What the exercise asks
Hunt through the lines below for the string "drive" and copy each one that has it.

Input records
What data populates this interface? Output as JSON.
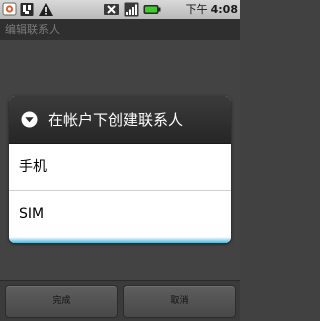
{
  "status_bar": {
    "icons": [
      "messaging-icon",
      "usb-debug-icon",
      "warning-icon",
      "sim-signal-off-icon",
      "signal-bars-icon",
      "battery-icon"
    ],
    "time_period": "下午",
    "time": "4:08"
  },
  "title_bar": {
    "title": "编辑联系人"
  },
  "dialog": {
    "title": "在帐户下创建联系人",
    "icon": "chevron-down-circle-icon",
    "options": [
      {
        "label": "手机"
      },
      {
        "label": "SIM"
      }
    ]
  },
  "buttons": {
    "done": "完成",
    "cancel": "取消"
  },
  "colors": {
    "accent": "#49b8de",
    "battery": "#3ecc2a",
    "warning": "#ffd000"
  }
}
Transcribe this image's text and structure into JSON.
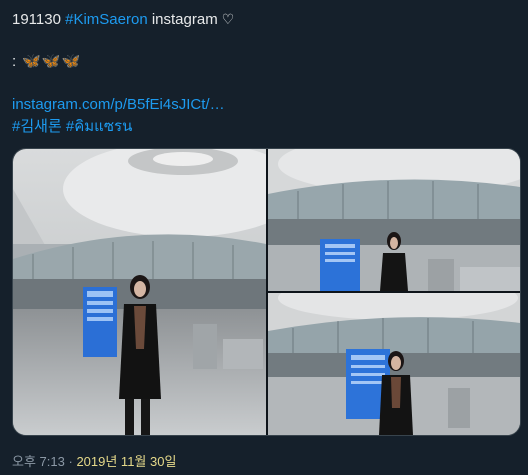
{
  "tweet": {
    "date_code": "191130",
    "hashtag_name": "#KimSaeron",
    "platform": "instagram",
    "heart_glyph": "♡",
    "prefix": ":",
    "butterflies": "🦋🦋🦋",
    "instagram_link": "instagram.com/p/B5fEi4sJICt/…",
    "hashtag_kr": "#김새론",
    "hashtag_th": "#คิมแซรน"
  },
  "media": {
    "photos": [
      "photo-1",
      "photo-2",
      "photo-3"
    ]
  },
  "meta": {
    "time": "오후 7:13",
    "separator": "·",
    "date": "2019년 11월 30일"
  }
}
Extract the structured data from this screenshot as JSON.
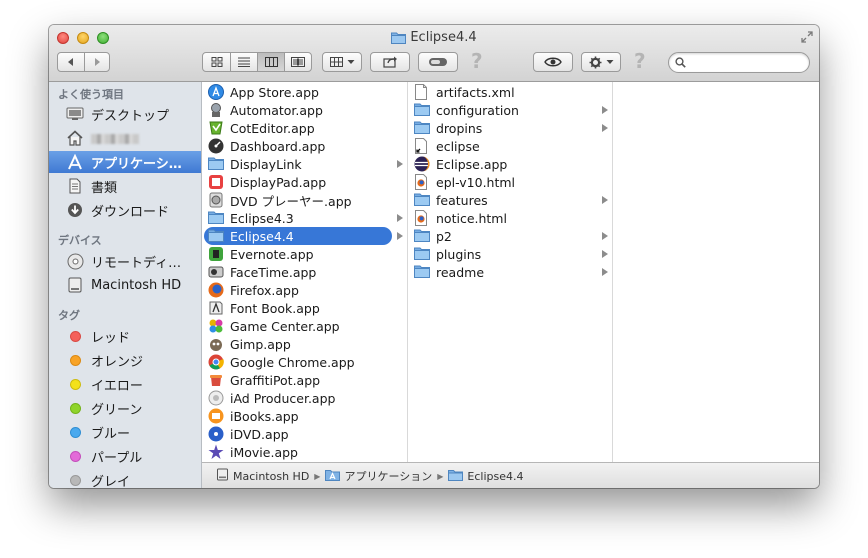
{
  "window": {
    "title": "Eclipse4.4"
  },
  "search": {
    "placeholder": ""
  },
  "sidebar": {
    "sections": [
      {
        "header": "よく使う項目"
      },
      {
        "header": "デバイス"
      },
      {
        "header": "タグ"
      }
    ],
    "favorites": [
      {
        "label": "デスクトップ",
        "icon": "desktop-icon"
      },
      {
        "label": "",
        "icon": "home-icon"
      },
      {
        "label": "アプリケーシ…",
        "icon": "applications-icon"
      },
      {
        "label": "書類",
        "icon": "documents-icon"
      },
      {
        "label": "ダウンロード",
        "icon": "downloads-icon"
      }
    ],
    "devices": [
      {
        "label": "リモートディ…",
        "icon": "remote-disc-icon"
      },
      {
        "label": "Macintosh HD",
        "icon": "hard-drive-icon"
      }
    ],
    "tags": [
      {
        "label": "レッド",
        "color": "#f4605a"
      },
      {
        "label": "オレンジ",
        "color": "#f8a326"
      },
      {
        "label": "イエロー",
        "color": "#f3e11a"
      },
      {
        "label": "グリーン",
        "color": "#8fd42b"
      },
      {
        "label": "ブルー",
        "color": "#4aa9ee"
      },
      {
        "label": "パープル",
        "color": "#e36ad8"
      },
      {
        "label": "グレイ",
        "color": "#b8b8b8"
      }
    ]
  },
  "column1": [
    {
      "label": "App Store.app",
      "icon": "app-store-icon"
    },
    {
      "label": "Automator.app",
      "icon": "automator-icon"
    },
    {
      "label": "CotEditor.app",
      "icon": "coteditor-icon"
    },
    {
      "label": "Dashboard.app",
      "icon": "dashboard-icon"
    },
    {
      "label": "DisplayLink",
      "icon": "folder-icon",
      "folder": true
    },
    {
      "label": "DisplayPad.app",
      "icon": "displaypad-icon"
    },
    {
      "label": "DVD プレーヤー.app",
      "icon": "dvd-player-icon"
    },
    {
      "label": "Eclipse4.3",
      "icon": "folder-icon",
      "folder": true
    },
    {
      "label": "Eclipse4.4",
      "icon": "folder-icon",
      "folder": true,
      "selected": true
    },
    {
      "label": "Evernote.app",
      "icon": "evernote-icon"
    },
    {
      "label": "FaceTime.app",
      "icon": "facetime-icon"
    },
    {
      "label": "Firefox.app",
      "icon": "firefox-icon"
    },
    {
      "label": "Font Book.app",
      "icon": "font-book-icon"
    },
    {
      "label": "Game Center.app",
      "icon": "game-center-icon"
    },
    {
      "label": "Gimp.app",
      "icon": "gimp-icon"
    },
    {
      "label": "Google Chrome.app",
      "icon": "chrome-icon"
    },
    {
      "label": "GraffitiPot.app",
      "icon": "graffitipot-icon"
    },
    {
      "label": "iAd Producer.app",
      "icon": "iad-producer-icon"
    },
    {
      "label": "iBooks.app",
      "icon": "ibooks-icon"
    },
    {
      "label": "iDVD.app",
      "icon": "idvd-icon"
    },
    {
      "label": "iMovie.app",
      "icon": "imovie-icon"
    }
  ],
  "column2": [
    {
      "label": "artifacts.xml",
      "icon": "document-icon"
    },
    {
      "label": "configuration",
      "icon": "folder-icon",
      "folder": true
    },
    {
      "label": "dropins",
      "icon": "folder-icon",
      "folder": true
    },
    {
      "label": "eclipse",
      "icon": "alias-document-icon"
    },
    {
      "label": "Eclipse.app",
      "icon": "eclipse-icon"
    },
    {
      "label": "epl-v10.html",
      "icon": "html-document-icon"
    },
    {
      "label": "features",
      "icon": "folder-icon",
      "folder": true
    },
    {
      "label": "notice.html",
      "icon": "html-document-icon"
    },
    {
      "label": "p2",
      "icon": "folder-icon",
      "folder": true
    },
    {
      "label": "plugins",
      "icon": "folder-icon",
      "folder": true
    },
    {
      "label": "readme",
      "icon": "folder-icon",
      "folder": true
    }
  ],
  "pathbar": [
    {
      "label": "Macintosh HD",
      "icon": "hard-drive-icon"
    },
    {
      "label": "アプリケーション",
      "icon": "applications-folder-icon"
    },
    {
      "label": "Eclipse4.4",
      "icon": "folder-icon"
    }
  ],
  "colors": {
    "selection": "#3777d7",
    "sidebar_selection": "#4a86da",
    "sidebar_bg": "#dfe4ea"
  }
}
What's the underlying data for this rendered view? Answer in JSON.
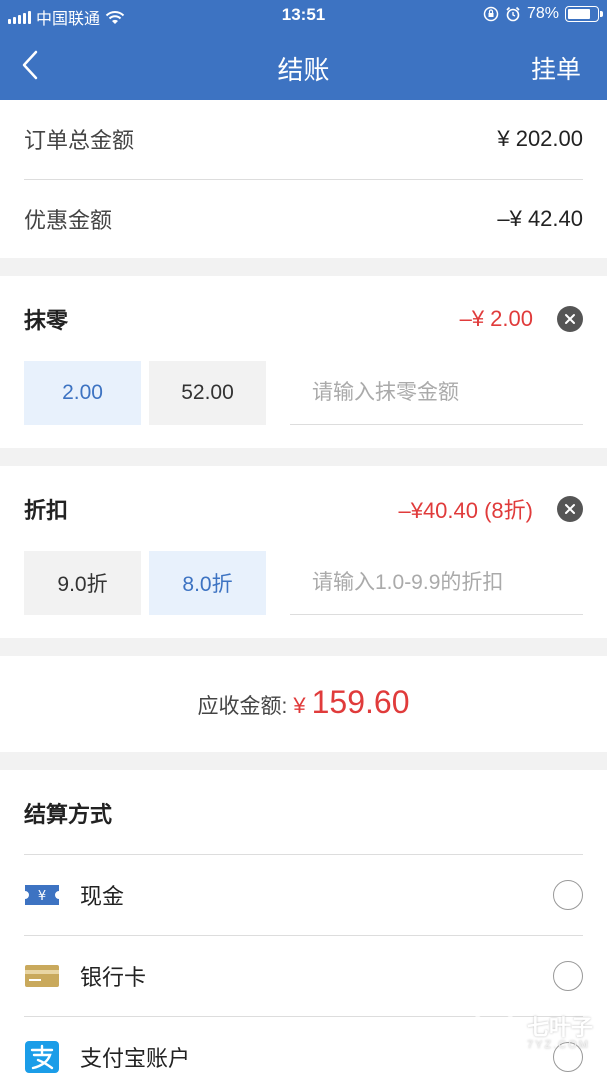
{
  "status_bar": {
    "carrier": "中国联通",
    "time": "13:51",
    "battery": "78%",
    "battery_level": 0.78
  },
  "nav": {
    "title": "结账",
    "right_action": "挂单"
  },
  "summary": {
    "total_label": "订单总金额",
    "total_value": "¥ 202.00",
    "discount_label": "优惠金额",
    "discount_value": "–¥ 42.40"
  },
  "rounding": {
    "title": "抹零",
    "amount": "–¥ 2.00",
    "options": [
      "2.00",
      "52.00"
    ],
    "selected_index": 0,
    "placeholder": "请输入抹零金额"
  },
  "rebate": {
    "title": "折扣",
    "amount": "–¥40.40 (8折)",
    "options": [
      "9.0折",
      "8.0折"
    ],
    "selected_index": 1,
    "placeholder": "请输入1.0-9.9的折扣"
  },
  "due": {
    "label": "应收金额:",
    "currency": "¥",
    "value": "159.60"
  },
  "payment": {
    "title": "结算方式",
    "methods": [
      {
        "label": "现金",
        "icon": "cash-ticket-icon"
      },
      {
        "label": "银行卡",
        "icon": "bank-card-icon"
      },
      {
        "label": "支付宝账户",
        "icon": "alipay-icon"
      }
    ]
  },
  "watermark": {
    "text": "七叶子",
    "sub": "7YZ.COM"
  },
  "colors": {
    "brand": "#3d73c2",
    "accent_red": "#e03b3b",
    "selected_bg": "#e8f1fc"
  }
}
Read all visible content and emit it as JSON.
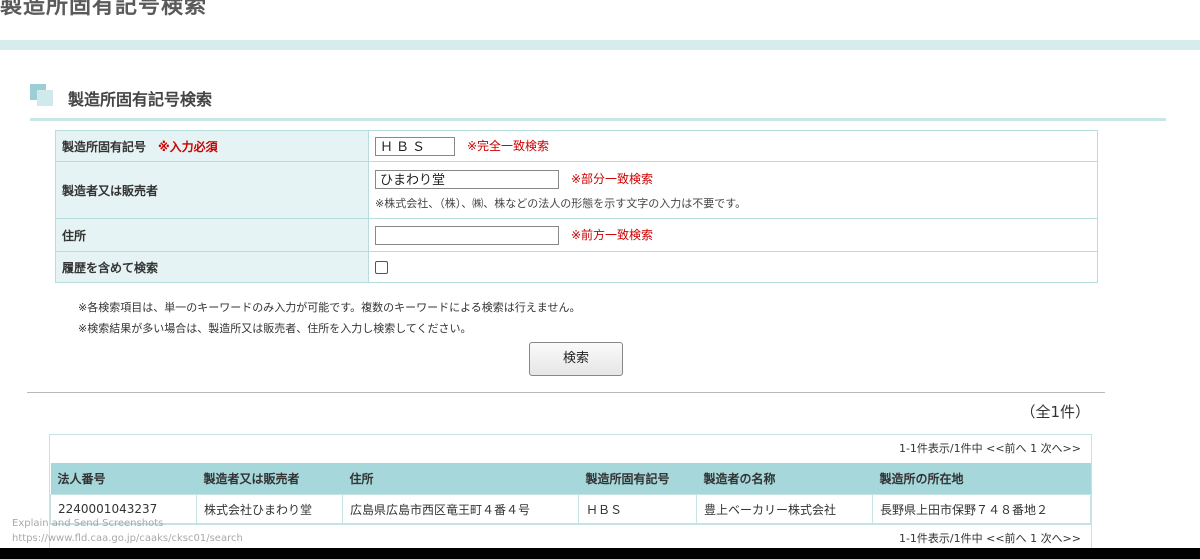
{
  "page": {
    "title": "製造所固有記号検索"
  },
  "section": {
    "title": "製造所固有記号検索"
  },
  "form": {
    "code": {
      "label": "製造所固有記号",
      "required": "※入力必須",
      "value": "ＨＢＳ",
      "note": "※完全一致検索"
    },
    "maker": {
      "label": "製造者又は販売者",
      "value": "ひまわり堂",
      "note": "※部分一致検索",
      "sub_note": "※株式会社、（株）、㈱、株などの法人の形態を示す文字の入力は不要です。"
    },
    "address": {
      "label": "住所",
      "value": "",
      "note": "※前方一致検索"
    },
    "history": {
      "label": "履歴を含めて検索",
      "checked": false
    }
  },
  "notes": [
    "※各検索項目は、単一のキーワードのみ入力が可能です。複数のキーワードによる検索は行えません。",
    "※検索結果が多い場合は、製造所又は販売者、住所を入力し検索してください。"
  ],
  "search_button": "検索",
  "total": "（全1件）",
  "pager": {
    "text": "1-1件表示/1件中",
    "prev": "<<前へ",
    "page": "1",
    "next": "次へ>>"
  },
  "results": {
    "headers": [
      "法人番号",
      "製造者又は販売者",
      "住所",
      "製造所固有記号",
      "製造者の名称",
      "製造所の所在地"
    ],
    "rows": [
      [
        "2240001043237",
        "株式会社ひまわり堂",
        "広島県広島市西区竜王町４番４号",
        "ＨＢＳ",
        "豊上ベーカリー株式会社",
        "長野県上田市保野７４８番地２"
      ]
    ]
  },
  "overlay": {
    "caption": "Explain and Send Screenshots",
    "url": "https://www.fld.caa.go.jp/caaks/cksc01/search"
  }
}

Exercise output
        "icon": "hard-drive-icon"
      "icon": "hard-drive-icon"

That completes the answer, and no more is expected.